> [Required work] Count up the lines in the following listing that hold the word "TeacherIn", then give only that count.
┌─ Records provided
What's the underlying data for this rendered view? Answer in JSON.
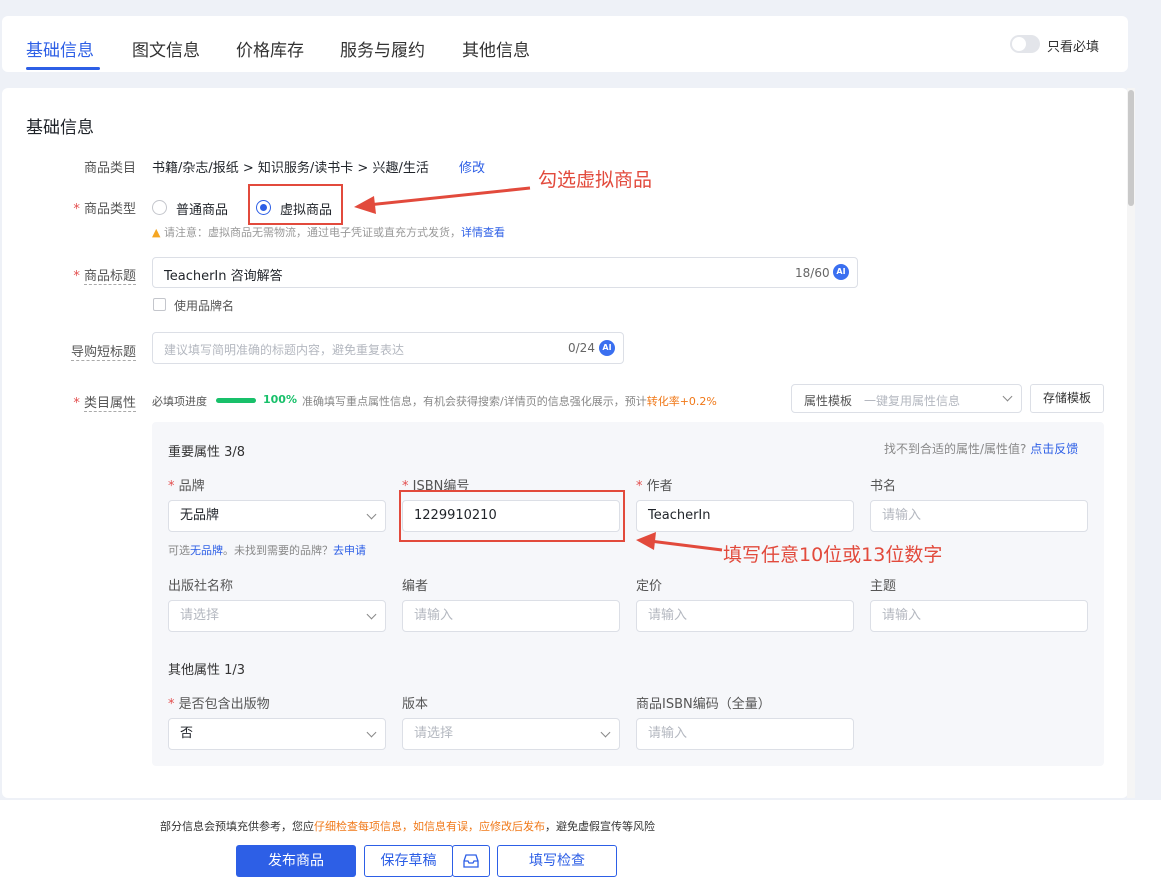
{
  "tabs": [
    {
      "label": "基础信息"
    },
    {
      "label": "图文信息"
    },
    {
      "label": "价格库存"
    },
    {
      "label": "服务与履约"
    },
    {
      "label": "其他信息"
    }
  ],
  "only_required_label": "只看必填",
  "section_title": "基础信息",
  "category": {
    "label": "商品类目",
    "value": "书籍/杂志/报纸 > 知识服务/读书卡 > 兴趣/生活",
    "edit": "修改"
  },
  "product_type": {
    "label": "商品类型",
    "option_normal": "普通商品",
    "option_virtual": "虚拟商品",
    "selected": "虚拟商品",
    "notice": "请注意：虚拟商品无需物流，通过电子凭证或直充方式发货，",
    "notice_link": "详情查看"
  },
  "title_field": {
    "label": "商品标题",
    "value": "TeacherIn 咨询解答",
    "count": "18/60",
    "ai": "AI",
    "brand_checkbox": "使用品牌名"
  },
  "short_title": {
    "label": "导购短标题",
    "placeholder": "建议填写简明准确的标题内容，避免重复表达",
    "count": "0/24",
    "ai": "AI"
  },
  "attributes": {
    "label": "类目属性",
    "progress_label": "必填项进度",
    "progress_value": 1.0,
    "progress_text": "100%",
    "tip": "准确填写重点属性信息，有机会获得搜索/详情页的信息强化展示，预计",
    "tip_highlight": "转化率+0.2%",
    "template_label": "属性模板",
    "template_placeholder": "一键复用属性信息",
    "save_template": "存储模板",
    "important_title": "重要属性 3/8",
    "feedback_question": "找不到合适的属性/属性值?",
    "feedback_link": "点击反馈",
    "brand": {
      "label": "品牌",
      "value": "无品牌",
      "hint_prefix": "可选",
      "hint_link1": "无品牌",
      "hint_mid": "。未找到需要的品牌？",
      "hint_link2": "去申请"
    },
    "isbn": {
      "label": "ISBN编号",
      "value": "1229910210"
    },
    "author": {
      "label": "作者",
      "value": "TeacherIn"
    },
    "book_name": {
      "label": "书名",
      "placeholder": "请输入"
    },
    "publisher": {
      "label": "出版社名称",
      "placeholder": "请选择"
    },
    "editor": {
      "label": "编者",
      "placeholder": "请输入"
    },
    "price": {
      "label": "定价",
      "placeholder": "请输入"
    },
    "theme": {
      "label": "主题",
      "placeholder": "请输入"
    },
    "other_title": "其他属性 1/3",
    "contains_pub": {
      "label": "是否包含出版物",
      "value": "否"
    },
    "edition": {
      "label": "版本",
      "placeholder": "请选择"
    },
    "isbn_code": {
      "label": "商品ISBN编码（全量）",
      "placeholder": "请输入"
    }
  },
  "annotations": {
    "virtual": "勾选虚拟商品",
    "isbn": "填写任意10位或13位数字"
  },
  "footer": {
    "notice_a": "部分信息会预填充供参考，您应",
    "notice_b": "仔细检查每项信息，如信息有误，应修改后发布",
    "notice_c": "，避免虚假宣传等风险",
    "publish": "发布商品",
    "save_draft": "保存草稿",
    "check": "填写检查"
  },
  "colors": {
    "primary": "#2d5fe6",
    "annotation": "#e24a3c",
    "required": "#e34d4d",
    "highlight": "#f07818",
    "progress": "#18c06a"
  }
}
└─
> [Expected output] 2